cat_preview

A Night of Funny, Tender Music

April 5th, 2012

The Magnetic Fields – Beacon Theatre – April 4, 2012


In a 2005 interview by the Onion’s AV Club, the interviewer mentioned to Bob Mould (of Hüsker Dü and Sugar) that another interviewer had once referred to Mould as “the most depressed man in rock.” “He’s never met Stephin Merritt, obviously,” replied Mould. Merritt, the songwriter behind the Magnetic Fields, is one fascinating individual.
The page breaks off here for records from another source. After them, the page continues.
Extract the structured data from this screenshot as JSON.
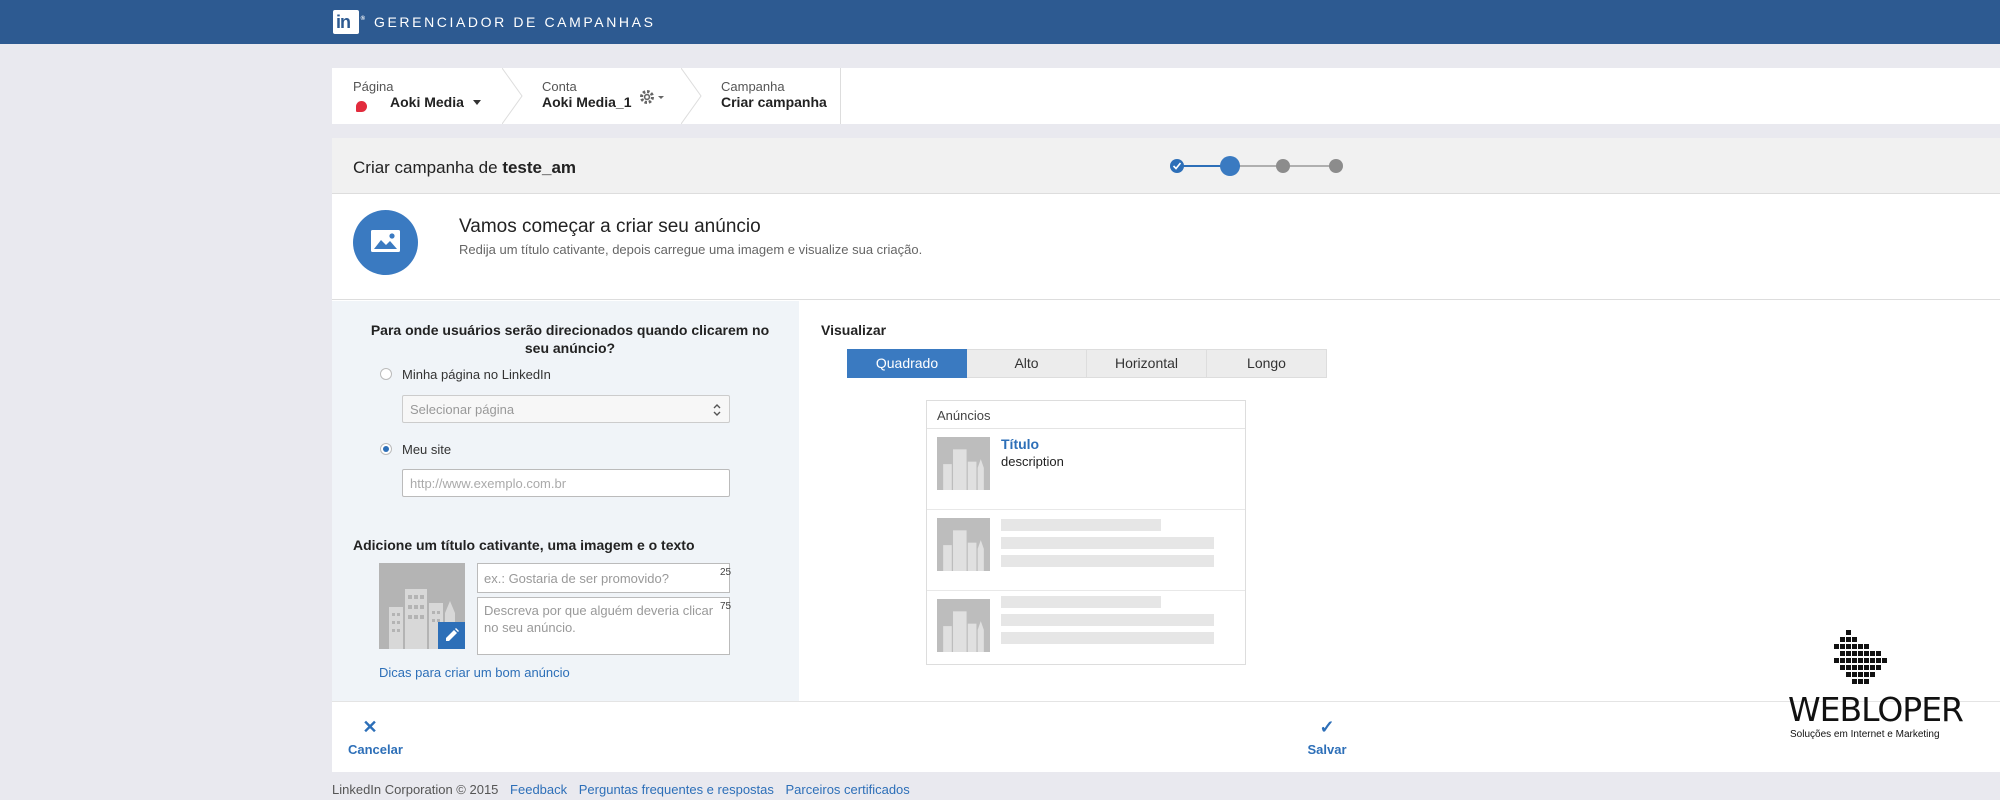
{
  "topbar": {
    "logo_text": "in",
    "title": "GERENCIADOR DE CAMPANHAS",
    "color": "#2d5a91"
  },
  "breadcrumb": {
    "page": {
      "label": "Página",
      "value": "Aoki Media"
    },
    "account": {
      "label": "Conta",
      "value": "Aoki Media_1"
    },
    "campaign": {
      "label": "Campanha",
      "value": "Criar campanha"
    }
  },
  "header": {
    "prefix": "Criar campanha de ",
    "name": "teste_am",
    "steps_total": 4,
    "steps_done": 1,
    "step_current": 2
  },
  "intro": {
    "title": "Vamos começar a criar seu anúncio",
    "subtitle": "Redija um título cativante, depois carregue uma imagem e visualize sua criação."
  },
  "destination": {
    "question": "Para onde usuários serão direcionados quando clicarem no seu anúncio?",
    "option_page": "Minha página no LinkedIn",
    "select_placeholder": "Selecionar página",
    "option_site": "Meu site",
    "selected": "Meu site",
    "url_placeholder": "http://www.exemplo.com.br"
  },
  "creative": {
    "section_title": "Adicione um título cativante, uma imagem e o texto",
    "headline_placeholder": "ex.: Gostaria de ser promovido?",
    "headline_count": "25",
    "desc_placeholder": "Descreva por que alguém deveria clicar no seu anúncio.",
    "desc_count": "75",
    "tips_link": "Dicas para criar um bom anúncio"
  },
  "preview": {
    "label": "Visualizar",
    "tabs": [
      "Quadrado",
      "Alto",
      "Horizontal",
      "Longo"
    ],
    "active_tab": "Quadrado",
    "box_title": "Anúncios",
    "ad_title": "Título",
    "ad_description": "description"
  },
  "actions": {
    "cancel": "Cancelar",
    "save": "Salvar"
  },
  "footer": {
    "copyright": "LinkedIn Corporation © 2015",
    "links": [
      "Feedback",
      "Perguntas frequentes e respostas",
      "Parceiros certificados"
    ]
  },
  "watermark": {
    "name": "WEBLOPER",
    "tagline": "Soluções em Internet e Marketing"
  },
  "colors": {
    "accent": "#2d6fb8",
    "header_blue": "#2d5a91",
    "brand_red": "#e22b3d"
  }
}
Known for his morose bass voice and an effortlessly dry sense of humor, his onstage presence is oddly captivating. “Hello, Warsaw,” he said last night, greeting the audience packed into the Beacon Theatre, where the Magnetic Fields were playing their second of two shows.

Standing no taller than the cello to his right and donning a rainbow-colored Big Gay Ice Cream T-shirt, Merritt’s hilarious interludes between songs more than made up for his short stature. Alongside his longtime friend and pianist-singer-accomplice-band manager, Claudia Gonson, the two provided nonstop playful banter one might expect from a married couple. While the band’s songs often incorporate wit, they also contain some incredibly tender moments. And some achieve both, with Merritt’s humorous lines matched to a musical soundtrack that provides his lyrics with a sense of poignant sincerity. This was especially true during the restrained “Time Enough for Rocking When We’re Old,” a charmingly contemplative song about what it means to grow old.

“It’s Only Time,” played second to last during the set, is such a delicately beautiful and honest love song that it’s hard to imagine how it was written by Merritt without any accompanying tongue-in-cheek levity. It made for an interesting capstone to the performance, before the band finished off things with a cover of Merritt side project the Gothic Archies“Smile! No One Cares How You Feel.” There were, of course, also plenty of love-song vignettes of the opposite variety, including “Chicken with Its Head Cut Off,” “Boa Constrictor” and new song “Andrew in Drag.” It’s somewhere within this spectrum between the comical and emotional frankness that you’ll find the brilliance of Stephin Merritt. His ability to effortlessly dip into both of these worlds is unmatched in songwriting. And he’s not as depressed as you might think. —Dan Rickershauser

Photos courtesy of Mike Benigno | mikebenigno.wordpress.com